-- Opening Marker --
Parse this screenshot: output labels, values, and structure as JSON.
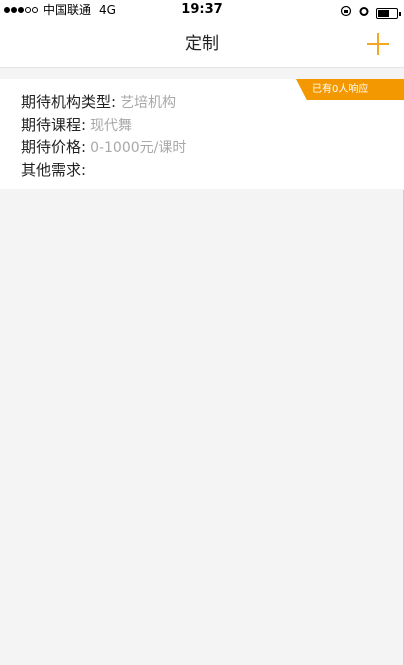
{
  "status_bar": {
    "carrier": "中国联通",
    "network": "4G",
    "time": "19:37",
    "signal_bars_filled": 3,
    "signal_bars_total": 5
  },
  "nav": {
    "title": "定制",
    "add_icon": "plus-icon",
    "accent_color": "#f5a623"
  },
  "request": {
    "badge": "已有0人响应",
    "rows": [
      {
        "label": "期待机构类型:",
        "value": "艺培机构"
      },
      {
        "label": "期待课程:",
        "value": "现代舞"
      },
      {
        "label": "期待价格:",
        "value": "0-1000元/课时"
      },
      {
        "label": "其他需求:",
        "value": ""
      }
    ]
  }
}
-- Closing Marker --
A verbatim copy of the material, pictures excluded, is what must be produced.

▸ REPLY TO THE TASK
Parse this screenshot: output labels, values, and structure as JSON.
{
  "status_bar": {
    "carrier": "中国联通",
    "network": "4G",
    "time": "19:37",
    "signal_bars_filled": 3,
    "signal_bars_total": 5
  },
  "nav": {
    "title": "定制",
    "add_icon": "plus-icon",
    "accent_color": "#f5a623"
  },
  "request": {
    "badge": "已有0人响应",
    "rows": [
      {
        "label": "期待机构类型:",
        "value": "艺培机构"
      },
      {
        "label": "期待课程:",
        "value": "现代舞"
      },
      {
        "label": "期待价格:",
        "value": "0-1000元/课时"
      },
      {
        "label": "其他需求:",
        "value": ""
      }
    ]
  }
}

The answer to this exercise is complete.